The sun lay on the grass and warmed it, and in the shade under the grass the insects moved, ants and ant lions to set traps for them, grasshoppers to jump into the air and flick their yellow wings for a second, sow bugs like little armadillos, plodding restlessly on many tender feet. And over the grass at the roadside a land turtle crawled, turning aside for nothing, dragging his high-domed shell over the grass. His hard legs and yellow-nailed feet threshed slowly through the grass, not really walking, but boosting and dragging his shell along.
Land turtle

The barley beards slid off his shell, and the clover burrs fell on him and rolled to the ground. His horny beak was partly open, and his fierce, humorous eyes, under brows like fingernails, stared straight ahead. He came over the grass leaving a beaten trail behind him, and the hill, which was the highway embankment, reared up ahead of him. For a moment he stopped, his head held high. He blinked and looked up and down. At last he started to climb the embankment. Front clawed feet reached forward but did not touch. The hind feet kicked his shell along, and it scraped on the grass, and on the gravel. As the embankment grew steeper and steeper, the more frantic were the efforts of the land turtle. Pushing hind legs strained and slipped, boosting the shell along, and the horny head protruded as far as the neck could stretch. Little by little the shell slid up the embankment until at last a parapet cut straight across its line of march, the shoulder of the road, a concrete wall four inches high. As though they worked independently the hind legs pushed the shell against the wall. The head upraised and peered over the wall to the broad smooth plain of cement. Now the hands, braced on top of the wall, strained and lifted, and the shell came slowly up and rested its front end on the wall. For a moment the turtle rested. A red ant ran into the shell, into the soft skin inside the shell, and suddenly head and legs snapped in, and the armored tail clamped in sideways. The red ant was crushed between body and legs. And one head of wild oats was clamped into the shell by a front leg. For a long moment the turtle lay still and then the neck crept out and the old humorous frowning eyes looked about and the legs and tail came out. The back legs went to work, straining like elephant legs, and the shell tipped to an angle so that the front legs could not reach the level cement plain. But higher and higher the hind legs boosted it, until at last the center of balance was reached, the front tipped down, the front legs scratched at the pavement, and it was up. But the head of wild oats was held by its stem around the front legs.
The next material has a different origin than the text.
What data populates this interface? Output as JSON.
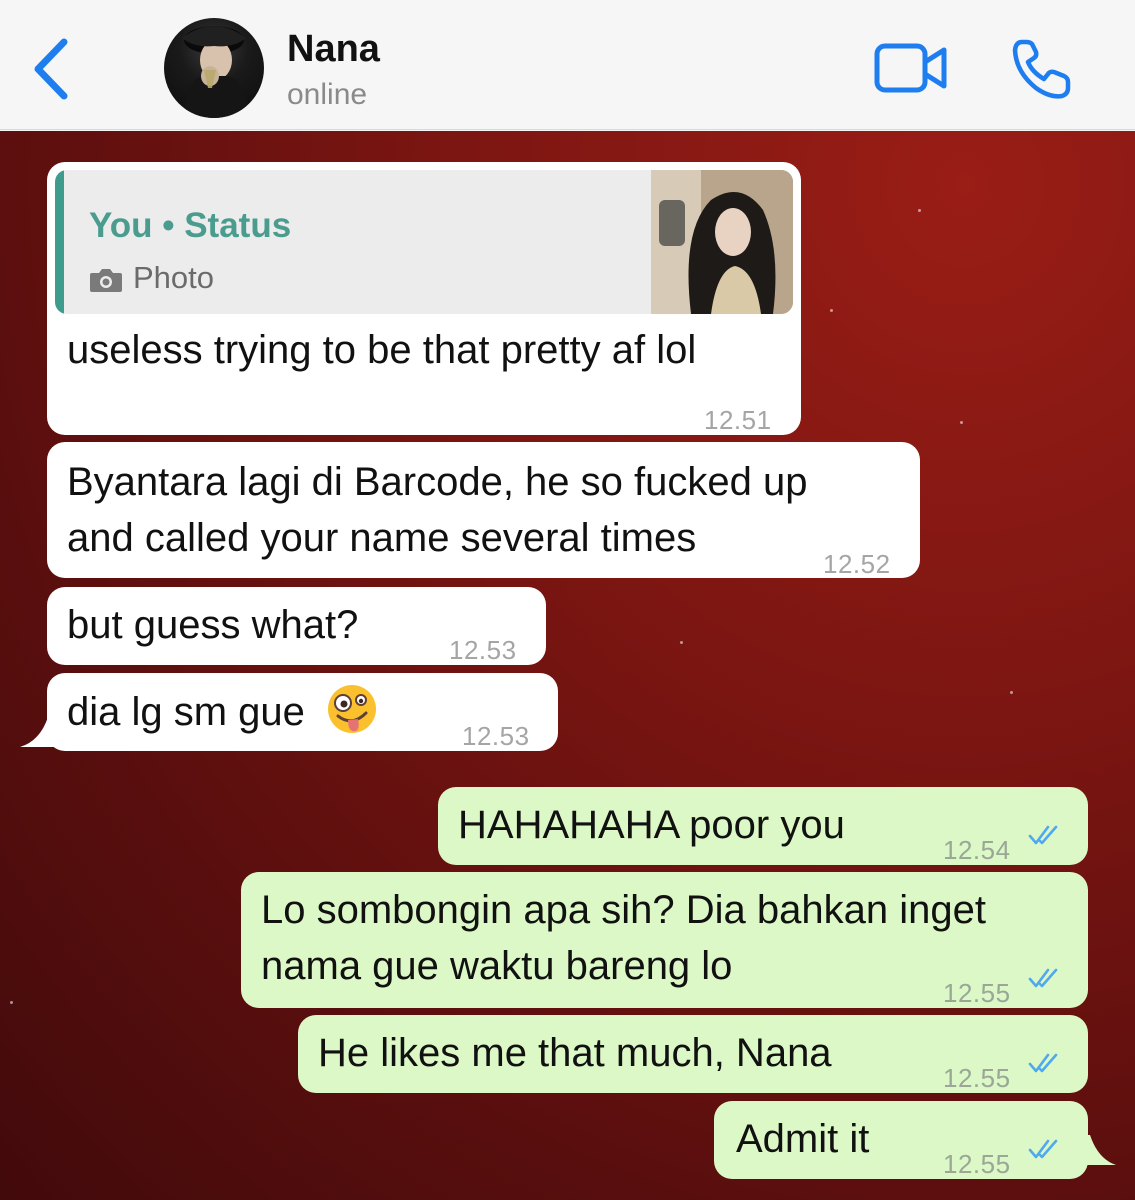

Now the going was easy, and all the legs worked, and the shell boosted along, waggling from side to side. A sedan driven by a forty-year old woman approached. She saw the turtle and swung to the right, off the highway, the wheels screamed and a cloud of dust boiled up, two wheels lifted for a moment and then settled, the car skidded back onto the road, and went on, but more slowly. The turtle had jerked into its shell, but now it hurried on, for the highway was burning hot.
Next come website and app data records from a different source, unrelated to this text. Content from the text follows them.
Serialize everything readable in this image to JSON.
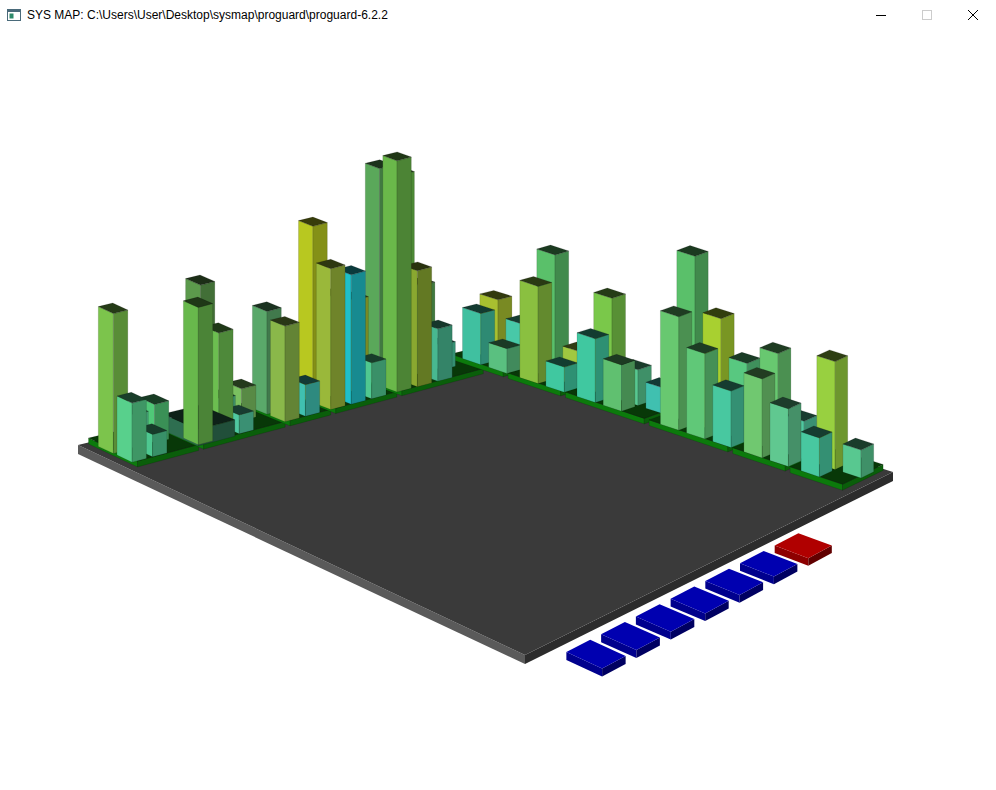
{
  "window": {
    "title": "SYS MAP: C:\\Users\\User\\Desktop\\sysmap\\proguard\\proguard-6.2.2",
    "maximize_disabled": true
  },
  "map": {
    "back_left_districts": [
      {
        "bars": [
          {
            "level": 0.5,
            "color": "#7cc44c",
            "kind": "tower"
          },
          {
            "level": 0.21,
            "color": "#58d08c",
            "kind": "tower"
          },
          {
            "level": 0.12,
            "color": "#60d8a0",
            "kind": "tower"
          },
          {
            "level": 0.08,
            "color": "#4ec890",
            "kind": "tower"
          },
          {
            "level": 0.14,
            "color": "#50c878",
            "kind": "tower"
          }
        ]
      },
      {
        "bars": [
          {
            "level": 0.06,
            "color": "#2e6e50",
            "kind": "slab"
          },
          {
            "level": 0.5,
            "color": "#68b84c",
            "kind": "tower"
          },
          {
            "level": 0.54,
            "color": "#5c9a4c",
            "kind": "tower"
          },
          {
            "level": 0.39,
            "color": "#6cbe50",
            "kind": "tower"
          },
          {
            "level": 0.1,
            "color": "#58c890",
            "kind": "tower"
          },
          {
            "level": 0.07,
            "color": "#50c8a0",
            "kind": "tower"
          },
          {
            "level": 0.12,
            "color": "#7ac060",
            "kind": "tower"
          }
        ]
      },
      {
        "bars": [
          {
            "level": 0.39,
            "color": "#5aa86a",
            "kind": "tower"
          },
          {
            "level": 0.36,
            "color": "#8ab84a",
            "kind": "tower"
          },
          {
            "level": 0.08,
            "color": "#50c8a0",
            "kind": "tower"
          },
          {
            "level": 0.12,
            "color": "#40c0b0",
            "kind": "tower"
          }
        ]
      },
      {
        "bars": [
          {
            "level": 0.68,
            "color": "#b8c820",
            "kind": "tower"
          },
          {
            "level": 0.54,
            "color": "#9ab83a",
            "kind": "tower"
          },
          {
            "level": 0.39,
            "color": "#6cb04a",
            "kind": "tower"
          },
          {
            "level": 0.5,
            "color": "#20c0c8",
            "kind": "tower"
          },
          {
            "level": 0.36,
            "color": "#a8c030",
            "kind": "tower"
          },
          {
            "level": 0.14,
            "color": "#50c890",
            "kind": "tower"
          }
        ]
      },
      {
        "bars": [
          {
            "level": 0.86,
            "color": "#5aa85a",
            "kind": "tower"
          },
          {
            "level": 0.91,
            "color": "#6ab84a",
            "kind": "tower"
          },
          {
            "level": 0.82,
            "color": "#6abe4a",
            "kind": "tower"
          },
          {
            "level": 0.46,
            "color": "#8aa830",
            "kind": "tower"
          },
          {
            "level": 0.36,
            "color": "#5aa858",
            "kind": "tower"
          },
          {
            "level": 0.21,
            "color": "#48b890",
            "kind": "tower"
          },
          {
            "level": 0.1,
            "color": "#4ac8a0",
            "kind": "tower"
          }
        ]
      }
    ],
    "back_right_districts": [
      {
        "bars": [
          {
            "level": 0.25,
            "color": "#a8c030",
            "kind": "tower"
          },
          {
            "level": 0.21,
            "color": "#40c0a0",
            "kind": "tower"
          },
          {
            "level": 0.18,
            "color": "#48c8a8",
            "kind": "tower"
          },
          {
            "level": 0.1,
            "color": "#5ac080",
            "kind": "tower"
          }
        ]
      },
      {
        "bars": [
          {
            "level": 0.5,
            "color": "#5ac06a",
            "kind": "tower"
          },
          {
            "level": 0.39,
            "color": "#8ac040",
            "kind": "tower"
          },
          {
            "level": 0.14,
            "color": "#a0c840",
            "kind": "tower"
          },
          {
            "level": 0.1,
            "color": "#40c8a0",
            "kind": "tower"
          }
        ]
      },
      {
        "bars": [
          {
            "level": 0.39,
            "color": "#7ac84a",
            "kind": "tower"
          },
          {
            "level": 0.25,
            "color": "#40c8a0",
            "kind": "tower"
          },
          {
            "level": 0.14,
            "color": "#58c890",
            "kind": "tower"
          },
          {
            "level": 0.18,
            "color": "#60c070",
            "kind": "tower"
          },
          {
            "level": 0.1,
            "color": "#40c0b0",
            "kind": "tower"
          }
        ]
      },
      {
        "bars": [
          {
            "level": 0.64,
            "color": "#5ac06a",
            "kind": "tower"
          },
          {
            "level": 0.43,
            "color": "#68c870",
            "kind": "tower"
          },
          {
            "level": 0.43,
            "color": "#a8d030",
            "kind": "tower"
          },
          {
            "level": 0.32,
            "color": "#60c878",
            "kind": "tower"
          },
          {
            "level": 0.29,
            "color": "#58c880",
            "kind": "tower"
          },
          {
            "level": 0.21,
            "color": "#48c8a0",
            "kind": "tower"
          }
        ]
      },
      {
        "bars": [
          {
            "level": 0.36,
            "color": "#68c870",
            "kind": "tower"
          },
          {
            "level": 0.29,
            "color": "#70c870",
            "kind": "tower"
          },
          {
            "level": 0.14,
            "color": "#50c8a0",
            "kind": "tower"
          },
          {
            "level": 0.21,
            "color": "#60c890",
            "kind": "tower"
          }
        ]
      },
      {
        "bars": [
          {
            "level": 0.39,
            "color": "#98d040",
            "kind": "tower"
          },
          {
            "level": 0.14,
            "color": "#48c8a0",
            "kind": "tower"
          },
          {
            "level": 0.1,
            "color": "#58c890",
            "kind": "tower"
          }
        ]
      }
    ],
    "markers": [
      {
        "color": "#0000b0"
      },
      {
        "color": "#0000b0"
      },
      {
        "color": "#0000b0"
      },
      {
        "color": "#0000b0"
      },
      {
        "color": "#0000b0"
      },
      {
        "color": "#0000b0"
      },
      {
        "color": "#b00000"
      }
    ]
  }
}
And now a light truck approached, and as it came near, the driver saw the turtle and swerved to hit it. His front wheel struck the edge of the shell, flipped the turtle like a tiddly-wink, spun it like a coin, and rolled it off the highway. The truck went back to its course along the right side. Lying on its back, the turtle was tight in its shell for a long time. But at last its legs waved in the air, reaching for something to pull it over. Its front foot caught a piece of quartz and little by little the shell pulled over and flopped upright. The wild oat head fell out and three of the spearhead seeds stuck in the ground. And as the turtle crawled on down the embankment, its shell dragged dirt over the seeds. The turtle entered a dust road and jerked itself along, drawing a wavy shallow trench in the dust with its shell. The old humorous eyes looked ahead, and the horny beak opened a little. His yellow toe nails slipped a fraction in the dust.